BER launches Environmental System Science Program. Visit our new website under construction!

U.S. Department of Energy Office of Biological and Environmental Research

BER Research Highlights


A Challenging Future for Tropical Forests
Published: February 16, 2018
Posted: March 07, 2018

Mortality rates of moist tropical forests are on the rise due to environmental drivers and related mechanisms.

The Science
Moist tropical forests are the largest terrestrial carbon sink in the world and house most of Earth's terrestrial biodiversity. However, climatic and ecological benefits of intact moist tropical forests face the threat of increasing tree mortality due to environmental and biotic changes. A Pacific Northwest National Laboratory scientist led a study to determine the risks of increasing tropical forest tree mortality. In this study, scientists reviewed the state of knowledge regarding moist tropical forest tree mortality. They created a conceptual framework with testable hypotheses regarding the drivers, mechanisms, and interactions that may underlie increasing mortality rates of moist tropical forests. The research team then identified next steps for improved understanding and reduced predictive uncertainty.

The Impact
Researchers found that mortality rates of trees in moist tropical forests are increasing as the drivers and mechanisms of tree mortality—such as temperature, drought, and carbon dioxide (CO2)—continue to rise. These effects are expected to continue increasing under future environmental conditions, with serious consequences to Earth's carbon cycle.

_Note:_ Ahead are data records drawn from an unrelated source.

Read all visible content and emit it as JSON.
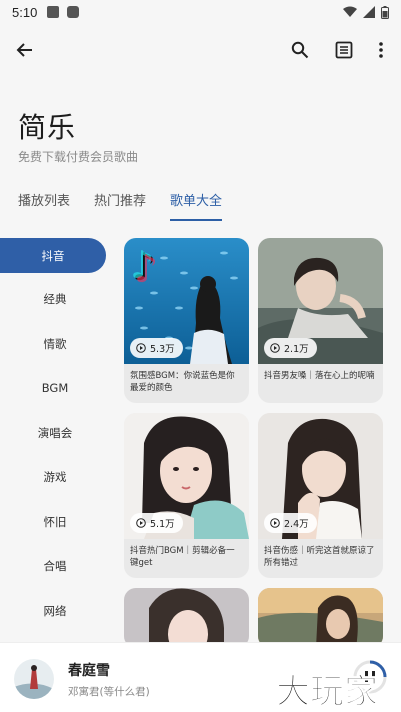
{
  "status_bar": {
    "time": "5:10"
  },
  "header": {
    "title": "简乐",
    "subtitle": "免费下载付费会员歌曲"
  },
  "tabs": [
    {
      "label": "播放列表",
      "active": false
    },
    {
      "label": "热门推荐",
      "active": false
    },
    {
      "label": "歌单大全",
      "active": true
    }
  ],
  "categories": [
    {
      "label": "抖音",
      "active": true
    },
    {
      "label": "经典"
    },
    {
      "label": "情歌"
    },
    {
      "label": "BGM"
    },
    {
      "label": "演唱会"
    },
    {
      "label": "游戏"
    },
    {
      "label": "怀旧"
    },
    {
      "label": "合唱"
    },
    {
      "label": "网络"
    }
  ],
  "playlists": [
    {
      "plays": "5.3万",
      "title": "氛围感BGM：你说蓝色是你最爱的颜色"
    },
    {
      "plays": "2.1万",
      "title": "抖音男友嗓｜落在心上的呢喃"
    },
    {
      "plays": "5.1万",
      "title": "抖音热门BGM｜剪辑必备一键get"
    },
    {
      "plays": "2.4万",
      "title": "抖音伤感｜听完这首就原谅了所有错过"
    }
  ],
  "now_playing": {
    "song": "春庭雪",
    "artist": "邓寓君(等什么君)"
  },
  "watermark": "大玩家",
  "colors": {
    "accent": "#2f5fa7",
    "background": "#f6f6f6"
  }
}
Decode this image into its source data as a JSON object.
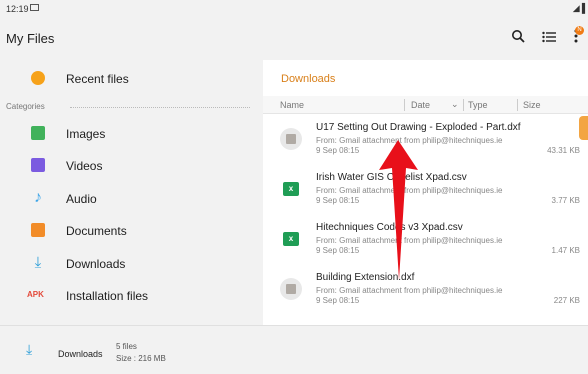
{
  "status": {
    "time": "12:19",
    "signal_text": "◢▐"
  },
  "appbar": {
    "title": "My Files",
    "notif_badge": "N"
  },
  "sidebar": {
    "items": [
      {
        "label": "Recent files",
        "icon": "clock-icon"
      },
      {
        "label": "Images",
        "icon": "image-icon"
      },
      {
        "label": "Videos",
        "icon": "play-icon"
      },
      {
        "label": "Audio",
        "icon": "music-note-icon"
      },
      {
        "label": "Documents",
        "icon": "document-icon"
      },
      {
        "label": "Downloads",
        "icon": "download-icon"
      },
      {
        "label": "Installation files",
        "icon": "apk-icon",
        "icon_text": "APK"
      }
    ],
    "categories_label": "Categories"
  },
  "content": {
    "breadcrumb": "Downloads",
    "columns": {
      "name": "Name",
      "date": "Date",
      "type": "Type",
      "size": "Size"
    },
    "files": [
      {
        "name": "U17 Setting Out Drawing - Exploded - Part.dxf",
        "source": "From: Gmail attachment from philip@hitechniques.ie",
        "date": "9 Sep 08:15",
        "size": "43.31 KB",
        "kind": "generic"
      },
      {
        "name": "Irish Water GIS Codelist Xpad.csv",
        "source": "From: Gmail attachment from philip@hitechniques.ie",
        "date": "9 Sep 08:15",
        "size": "3.77 KB",
        "kind": "spreadsheet"
      },
      {
        "name": "Hitechniques Codes v3 Xpad.csv",
        "source": "From: Gmail attachment from philip@hitechniques.ie",
        "date": "9 Sep 08:15",
        "size": "1.47 KB",
        "kind": "spreadsheet"
      },
      {
        "name": "Building Extension.dxf",
        "source": "From: Gmail attachment from philip@hitechniques.ie",
        "date": "9 Sep 08:15",
        "size": "227 KB",
        "kind": "generic"
      }
    ]
  },
  "bottom": {
    "label": "Downloads",
    "count": "5 files",
    "size": "Size : 216 MB"
  },
  "colors": {
    "accent": "#d9801b",
    "annotation_arrow": "#e8101a"
  }
}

Summary
Tropical forests absorb a significant amount of atmospheric CO2. Tree death reverses this process by shutting off photosynthesis and increasing carbon release (from dead wood), leaving more CO2 in the atmosphere. Increasing tree mortality rates observed over the past few decades in moist tropical forests are associated with rising temperature, vapor pressure deficit, liana (woody vine) abundance, drought, wind events, fire, and possibly CO2 fertilization–induced increases in stand thinning. Most of these mortality drivers ultimately kill trees in part through carbon starvation and hydraulic failure, though the relative importance of each driver is unknown. Ecosystems with greater diversity may buffer tropical forests against large-scale mortality events, but recent and expected trends in mortality drivers are likely to continue or increase. Model predictions of tropical tree mortality are rapidly improving, but they require more empirical knowledge regarding the most common drivers and their subsequent mechanisms. This study identified critical hypotheses, datasets, and model developments required to quantify the underlying causes of increasing mortality rates and to improve predictions of future mortality and carbon storage consequences under environmental change.

Contacts
BER Program Manager
Dan Stover
Terrestrial Ecosystem Science, 23.1
Daniel.Stover@science.doe.gov

Principal Investigator
Nate McDowell
Pacific Northwest National Laboratory
Richland, WA 99354
nate.mcdowell@pnnl.gov

Funding
This manuscript is the product of the workshop “Tropical forest mortality” held in Santa Fe, New Mexico, in 2015. The U.S. Department of Energy Office of Science supported the workshop and the writing of the manuscript as part of the Next-Generation Ecosystem Experiments (NGEE)–Tropics project.

Publication
N.G. McDowell et al., “Drivers and Mechanisms of Tree Mortality in Moist Tropical Forests.” New Phytologist (early view, February 16, 2018) 219(3), 851–869 (2018). [DOI:10.1111/nph.15027].

Topic Areas:

  • Research Area: Earth and Environmental Systems Modeling
  • Research Area: Carbon Cycle, Nutrient Cycling
  • Research Area: Next-Generation Ecosystem Experiments (NGEE)

Division: SC-33.1 Earth and Environmental Sciences Division, BER

 

BER supports basic research and scientific user facilities to advance DOE missions in energy and environment. More about BER

Recent Highlights

Mar 23, 2021
Molecular Connections from Plants to Fungi to Ants
Lipids transfer energy and serve as an inter-kingdom communication tool in leaf-cutter ants&rsqu [more...]

Mar 19, 2021
Microbes Use Ancient Metabolism to Cycle Phosphorus
Microbial cycling of phosphorus through reduction-oxidation reactions is older and more widespre [more...]

Feb 22, 2021
Warming Soil Means Stronger Microbe Networks
Soil warming leads to more complex, larger, and more connected networks of microbes in those soi [more...]

Jan 27, 2021
Labeling the Thale Cress Metabolites
New data pipeline identifies metabolites following heavy isotope labeling.

Analysis [more...]

Aug 31, 2020
Novel Bacterial Clade Reveals Origin of Form I Rubisco
Objectives

  • All plant biomass is sourced from the carbon-fixing enzyme Rub [more...]

List all highlights (possible long download time)